Where do they live in the winter? asks the child, refusing to be wide-eyed.
But she is ready for the child’s skepticism. They fly away, on the reddest of the autumn leaves. They fly to another summer someplace, and they come back in the spring, with the new leaves.
Well, then how do they get back up? asks the child. It’s an awfully high mountain.
They climb the vines over there, pointing to thick ivy covering the windows of a high white office building. It’s called the Elf's Ladder. Do you know that in Holland they call vined leaves ‘climb-ups’?
I thought they had tulips in Holland, the child argues.
Of course they do! All kinds of tulips, blue as the sea, yellow as gold, and a purple deeper than night. The elves live in the tulips till it’s time to go back to the mountain. But they also have climb-ups. Everywhere has climb-ups, some on houses, some on trees. They need them, you see, for the elves.

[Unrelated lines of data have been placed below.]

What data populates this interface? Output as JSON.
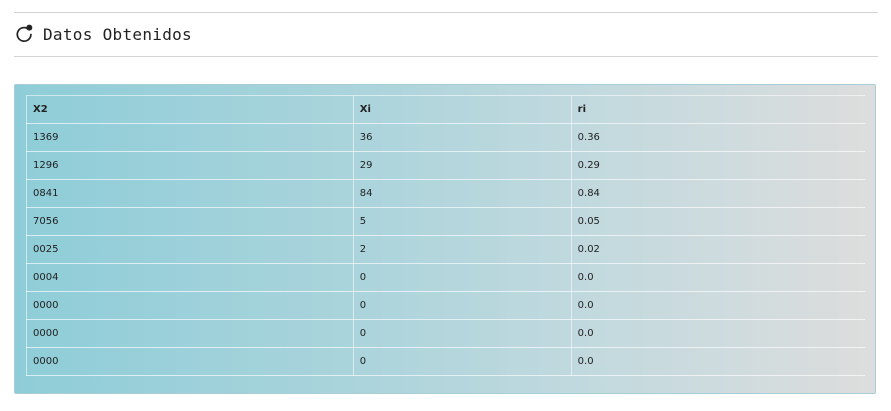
{
  "header": {
    "title": "Datos Obtenidos",
    "icon": "refresh-icon"
  },
  "table": {
    "columns": [
      "X2",
      "Xi",
      "ri"
    ],
    "rows": [
      [
        "1369",
        "36",
        "0.36"
      ],
      [
        "1296",
        "29",
        "0.29"
      ],
      [
        "0841",
        "84",
        "0.84"
      ],
      [
        "7056",
        "5",
        "0.05"
      ],
      [
        "0025",
        "2",
        "0.02"
      ],
      [
        "0004",
        "0",
        "0.0"
      ],
      [
        "0000",
        "0",
        "0.0"
      ],
      [
        "0000",
        "0",
        "0.0"
      ],
      [
        "0000",
        "0",
        "0.0"
      ]
    ]
  },
  "colors": {
    "panel_gradient_start": "#8ecdd8",
    "panel_gradient_end": "#dddddd",
    "divider": "#d4d4d4"
  }
}
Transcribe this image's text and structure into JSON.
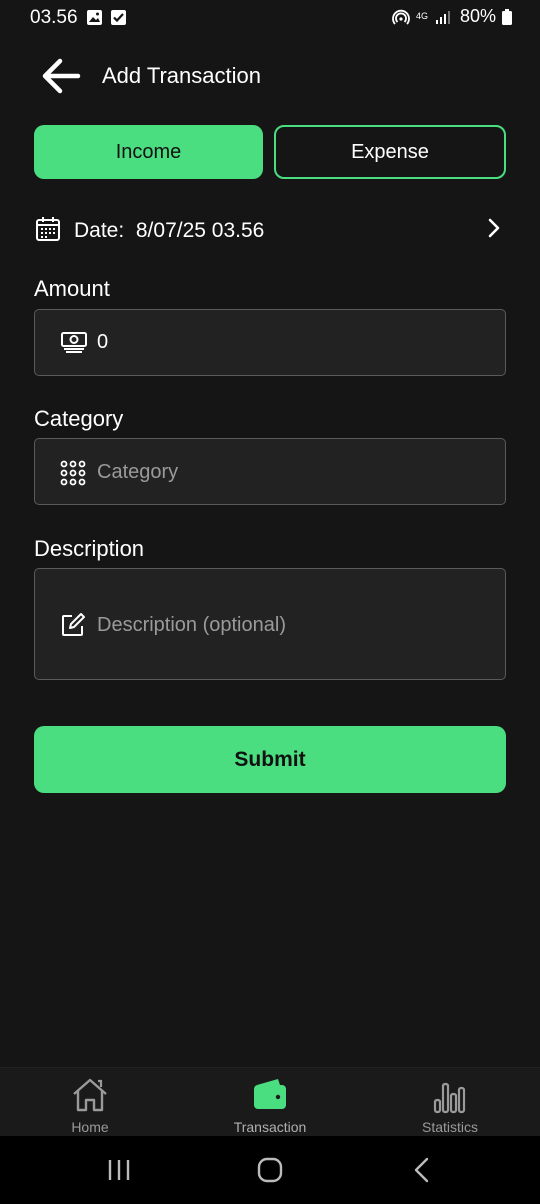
{
  "status_bar": {
    "time": "03.56",
    "network": "4G",
    "battery": "80%"
  },
  "header": {
    "title": "Add Transaction"
  },
  "type_toggle": {
    "income_label": "Income",
    "expense_label": "Expense",
    "selected": "Income"
  },
  "date": {
    "label": "Date:",
    "value": "8/07/25 03.56"
  },
  "amount": {
    "label": "Amount",
    "value": "0"
  },
  "category": {
    "label": "Category",
    "placeholder": "Category"
  },
  "description": {
    "label": "Description",
    "placeholder": "Description (optional)"
  },
  "submit_label": "Submit",
  "bottom_nav": {
    "items": [
      {
        "label": "Home",
        "icon": "home-icon"
      },
      {
        "label": "Transaction",
        "icon": "wallet-icon"
      },
      {
        "label": "Statistics",
        "icon": "bar-chart-icon"
      }
    ],
    "active": "Transaction"
  },
  "colors": {
    "accent": "#4ade80",
    "background": "#151515",
    "field": "#222222"
  }
}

She knows she does not need to tell the child all this. But who else can she explain the elves to? The adults won’t listen, and they won’t care.

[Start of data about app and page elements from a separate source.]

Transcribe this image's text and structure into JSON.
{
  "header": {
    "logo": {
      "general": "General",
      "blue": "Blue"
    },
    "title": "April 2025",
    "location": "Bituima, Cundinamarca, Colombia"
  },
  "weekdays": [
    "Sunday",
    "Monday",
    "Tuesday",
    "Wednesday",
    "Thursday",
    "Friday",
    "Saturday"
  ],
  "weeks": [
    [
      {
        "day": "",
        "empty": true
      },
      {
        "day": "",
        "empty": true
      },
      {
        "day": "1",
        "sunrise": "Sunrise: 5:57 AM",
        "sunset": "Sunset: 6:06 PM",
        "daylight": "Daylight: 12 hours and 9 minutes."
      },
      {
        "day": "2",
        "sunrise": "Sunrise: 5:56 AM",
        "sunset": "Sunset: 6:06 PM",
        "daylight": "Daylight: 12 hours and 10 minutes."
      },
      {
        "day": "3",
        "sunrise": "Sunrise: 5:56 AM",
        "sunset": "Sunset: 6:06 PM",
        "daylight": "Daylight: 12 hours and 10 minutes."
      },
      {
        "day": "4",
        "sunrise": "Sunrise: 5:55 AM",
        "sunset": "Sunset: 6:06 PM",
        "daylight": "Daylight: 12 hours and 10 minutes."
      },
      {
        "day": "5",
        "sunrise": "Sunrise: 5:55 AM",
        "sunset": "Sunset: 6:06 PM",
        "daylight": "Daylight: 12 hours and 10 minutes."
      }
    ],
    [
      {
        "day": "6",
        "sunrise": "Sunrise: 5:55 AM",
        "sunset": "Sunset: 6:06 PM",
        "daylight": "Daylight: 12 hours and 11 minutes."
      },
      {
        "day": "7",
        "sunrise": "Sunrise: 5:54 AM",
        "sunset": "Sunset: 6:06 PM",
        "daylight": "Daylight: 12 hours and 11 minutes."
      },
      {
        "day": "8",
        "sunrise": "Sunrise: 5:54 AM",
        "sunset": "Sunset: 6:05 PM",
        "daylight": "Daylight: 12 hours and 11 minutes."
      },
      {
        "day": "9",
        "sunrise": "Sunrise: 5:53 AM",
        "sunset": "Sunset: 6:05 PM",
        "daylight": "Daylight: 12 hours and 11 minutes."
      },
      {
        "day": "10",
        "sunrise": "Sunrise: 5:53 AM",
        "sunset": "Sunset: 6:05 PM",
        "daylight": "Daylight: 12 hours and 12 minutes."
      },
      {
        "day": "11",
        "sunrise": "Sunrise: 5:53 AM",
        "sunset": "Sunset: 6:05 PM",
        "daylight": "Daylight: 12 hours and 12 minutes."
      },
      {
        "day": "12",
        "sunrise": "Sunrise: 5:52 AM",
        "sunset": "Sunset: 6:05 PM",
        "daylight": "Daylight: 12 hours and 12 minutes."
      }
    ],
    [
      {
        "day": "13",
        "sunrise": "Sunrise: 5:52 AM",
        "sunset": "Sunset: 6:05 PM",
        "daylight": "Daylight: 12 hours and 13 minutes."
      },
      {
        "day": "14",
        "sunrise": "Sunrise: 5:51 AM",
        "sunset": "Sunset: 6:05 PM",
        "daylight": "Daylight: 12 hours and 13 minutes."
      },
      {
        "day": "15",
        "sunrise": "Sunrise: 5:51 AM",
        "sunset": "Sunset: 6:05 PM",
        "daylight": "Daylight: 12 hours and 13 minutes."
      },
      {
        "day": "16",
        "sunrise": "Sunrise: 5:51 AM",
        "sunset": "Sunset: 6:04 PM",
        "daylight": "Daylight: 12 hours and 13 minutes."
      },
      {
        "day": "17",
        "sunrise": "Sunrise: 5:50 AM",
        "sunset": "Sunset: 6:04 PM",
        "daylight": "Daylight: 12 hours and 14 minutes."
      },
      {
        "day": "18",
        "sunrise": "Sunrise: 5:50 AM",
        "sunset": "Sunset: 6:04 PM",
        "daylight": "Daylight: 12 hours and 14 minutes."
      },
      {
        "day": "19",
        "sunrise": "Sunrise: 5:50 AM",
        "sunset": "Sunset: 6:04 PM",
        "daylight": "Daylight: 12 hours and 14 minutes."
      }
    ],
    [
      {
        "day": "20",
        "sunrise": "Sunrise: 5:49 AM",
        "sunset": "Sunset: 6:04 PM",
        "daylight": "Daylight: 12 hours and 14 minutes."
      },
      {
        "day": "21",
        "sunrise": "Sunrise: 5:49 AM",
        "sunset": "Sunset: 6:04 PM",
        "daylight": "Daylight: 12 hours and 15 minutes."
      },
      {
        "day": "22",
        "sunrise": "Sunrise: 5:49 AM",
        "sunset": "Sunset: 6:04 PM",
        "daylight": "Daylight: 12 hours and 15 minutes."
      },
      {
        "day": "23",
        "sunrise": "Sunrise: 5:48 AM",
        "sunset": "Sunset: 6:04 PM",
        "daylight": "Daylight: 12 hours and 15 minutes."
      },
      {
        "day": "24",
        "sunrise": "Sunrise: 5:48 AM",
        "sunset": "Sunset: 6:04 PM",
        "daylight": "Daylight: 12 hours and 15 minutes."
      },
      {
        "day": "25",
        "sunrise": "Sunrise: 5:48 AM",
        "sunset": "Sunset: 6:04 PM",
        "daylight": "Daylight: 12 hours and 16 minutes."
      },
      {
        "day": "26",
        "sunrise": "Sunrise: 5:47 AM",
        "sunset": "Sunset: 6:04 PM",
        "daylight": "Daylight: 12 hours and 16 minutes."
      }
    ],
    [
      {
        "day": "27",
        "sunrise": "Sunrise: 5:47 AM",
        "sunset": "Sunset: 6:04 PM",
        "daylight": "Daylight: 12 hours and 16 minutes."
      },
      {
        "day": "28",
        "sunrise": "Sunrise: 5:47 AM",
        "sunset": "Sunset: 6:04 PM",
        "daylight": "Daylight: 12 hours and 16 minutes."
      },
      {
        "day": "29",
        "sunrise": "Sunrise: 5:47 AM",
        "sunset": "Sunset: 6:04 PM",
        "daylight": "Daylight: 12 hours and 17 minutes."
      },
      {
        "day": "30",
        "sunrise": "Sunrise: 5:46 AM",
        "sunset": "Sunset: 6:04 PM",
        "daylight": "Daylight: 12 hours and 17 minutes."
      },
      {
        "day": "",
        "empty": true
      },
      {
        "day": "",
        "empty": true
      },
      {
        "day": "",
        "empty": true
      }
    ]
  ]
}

She knows how to talk to the adults. You say things about the weather, or the customers, or the soldiers in all those horrible wars. You say who you voted for, or where you go on vacations. You say prices are too high or dresses too short, or how the music was better when you were young, and how all the kids now have laptops and i-pods and so many fancy gadgets you don’t know the names of most of them. You say you will sleep late on Saturday morning and then get up to mow the lawn.
But she can talk of elves to the child. She tells of unseen dreams, of flowers that pretend to be weeds so they can go wherever they want. She tells of the velvet leaves that grew in her tiny garden when she was a girl, and of the funny scurrying insects that lived beneath the rocks there. And of how once a cricket sang just for her.
The child nods. But it is time to leave the lady. The trolley door opens and the child skips off, toward the white house with the climb-ups.
A man gets on and sits beside her. “Damned hot out there,” he says.
“They say it will rain on Monday,” she replies. And watches out the window, to see the invisible child, who is climbing up the Elf’s Ladder, where the whole world waits for her.